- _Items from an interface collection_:
---*---

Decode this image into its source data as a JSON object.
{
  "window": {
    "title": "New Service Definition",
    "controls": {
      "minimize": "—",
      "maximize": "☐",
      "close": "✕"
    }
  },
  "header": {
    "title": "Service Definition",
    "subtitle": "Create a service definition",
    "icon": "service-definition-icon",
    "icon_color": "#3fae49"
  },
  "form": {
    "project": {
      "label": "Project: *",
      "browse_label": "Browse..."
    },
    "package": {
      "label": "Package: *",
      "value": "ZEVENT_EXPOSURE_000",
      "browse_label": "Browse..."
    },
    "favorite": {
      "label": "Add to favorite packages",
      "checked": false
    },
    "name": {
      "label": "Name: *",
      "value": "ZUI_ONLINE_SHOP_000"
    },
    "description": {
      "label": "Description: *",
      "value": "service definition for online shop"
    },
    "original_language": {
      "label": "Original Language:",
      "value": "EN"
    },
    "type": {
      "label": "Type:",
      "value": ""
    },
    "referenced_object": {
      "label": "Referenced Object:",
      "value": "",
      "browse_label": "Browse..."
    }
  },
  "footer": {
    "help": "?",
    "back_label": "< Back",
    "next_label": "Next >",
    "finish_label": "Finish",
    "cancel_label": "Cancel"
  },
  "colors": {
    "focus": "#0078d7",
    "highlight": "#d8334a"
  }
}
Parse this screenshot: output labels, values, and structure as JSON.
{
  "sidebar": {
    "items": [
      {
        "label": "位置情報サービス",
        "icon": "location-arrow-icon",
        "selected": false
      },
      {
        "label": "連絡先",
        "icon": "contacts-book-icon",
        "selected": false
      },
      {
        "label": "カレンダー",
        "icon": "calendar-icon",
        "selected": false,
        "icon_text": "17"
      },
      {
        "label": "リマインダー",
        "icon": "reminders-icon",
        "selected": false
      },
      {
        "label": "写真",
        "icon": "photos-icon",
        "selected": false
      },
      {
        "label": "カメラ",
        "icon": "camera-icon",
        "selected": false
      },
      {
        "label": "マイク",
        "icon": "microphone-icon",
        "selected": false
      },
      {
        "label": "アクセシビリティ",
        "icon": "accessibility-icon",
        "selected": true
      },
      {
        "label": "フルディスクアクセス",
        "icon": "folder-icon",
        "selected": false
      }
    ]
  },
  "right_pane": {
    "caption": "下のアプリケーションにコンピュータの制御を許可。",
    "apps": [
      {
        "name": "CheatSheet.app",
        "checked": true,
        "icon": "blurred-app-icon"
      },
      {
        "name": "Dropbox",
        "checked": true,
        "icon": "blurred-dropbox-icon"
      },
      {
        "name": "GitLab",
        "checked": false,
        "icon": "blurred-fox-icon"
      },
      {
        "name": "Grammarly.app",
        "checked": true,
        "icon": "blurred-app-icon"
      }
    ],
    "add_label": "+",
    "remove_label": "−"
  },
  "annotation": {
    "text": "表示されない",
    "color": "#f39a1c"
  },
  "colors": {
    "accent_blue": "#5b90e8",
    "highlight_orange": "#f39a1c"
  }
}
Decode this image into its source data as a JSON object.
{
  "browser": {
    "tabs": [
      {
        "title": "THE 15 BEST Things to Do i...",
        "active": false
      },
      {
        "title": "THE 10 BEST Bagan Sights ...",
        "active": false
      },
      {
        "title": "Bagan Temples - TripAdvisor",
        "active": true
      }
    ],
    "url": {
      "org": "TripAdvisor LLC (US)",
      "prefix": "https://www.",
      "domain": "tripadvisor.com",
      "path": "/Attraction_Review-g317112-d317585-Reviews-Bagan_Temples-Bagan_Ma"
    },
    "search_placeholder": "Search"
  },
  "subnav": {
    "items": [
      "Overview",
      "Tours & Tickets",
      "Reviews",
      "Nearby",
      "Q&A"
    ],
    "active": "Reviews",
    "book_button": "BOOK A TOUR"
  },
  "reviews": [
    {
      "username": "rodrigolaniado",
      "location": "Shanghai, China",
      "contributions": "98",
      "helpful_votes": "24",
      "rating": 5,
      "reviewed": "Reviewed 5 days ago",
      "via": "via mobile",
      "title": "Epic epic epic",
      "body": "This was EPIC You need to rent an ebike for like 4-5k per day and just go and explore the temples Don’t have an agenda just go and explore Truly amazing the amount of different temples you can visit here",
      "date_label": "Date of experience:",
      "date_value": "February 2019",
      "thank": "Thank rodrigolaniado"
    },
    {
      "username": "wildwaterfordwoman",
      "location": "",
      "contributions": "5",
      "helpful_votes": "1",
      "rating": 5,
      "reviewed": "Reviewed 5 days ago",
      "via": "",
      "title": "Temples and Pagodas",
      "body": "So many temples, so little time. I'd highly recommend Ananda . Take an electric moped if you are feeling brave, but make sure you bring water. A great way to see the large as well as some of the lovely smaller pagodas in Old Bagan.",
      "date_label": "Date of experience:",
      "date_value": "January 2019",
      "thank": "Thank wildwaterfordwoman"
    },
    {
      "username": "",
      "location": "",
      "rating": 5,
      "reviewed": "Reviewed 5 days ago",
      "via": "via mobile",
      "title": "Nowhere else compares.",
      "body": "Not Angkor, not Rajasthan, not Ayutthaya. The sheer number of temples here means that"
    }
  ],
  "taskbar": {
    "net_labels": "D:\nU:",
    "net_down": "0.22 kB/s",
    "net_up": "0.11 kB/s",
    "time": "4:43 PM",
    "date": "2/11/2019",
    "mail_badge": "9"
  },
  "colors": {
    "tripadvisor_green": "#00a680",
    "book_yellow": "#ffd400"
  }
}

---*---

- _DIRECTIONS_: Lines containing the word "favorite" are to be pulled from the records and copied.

- _PROBLEM SOLUTION_:
    "favorite": {
      "label": "Add to favorite packages",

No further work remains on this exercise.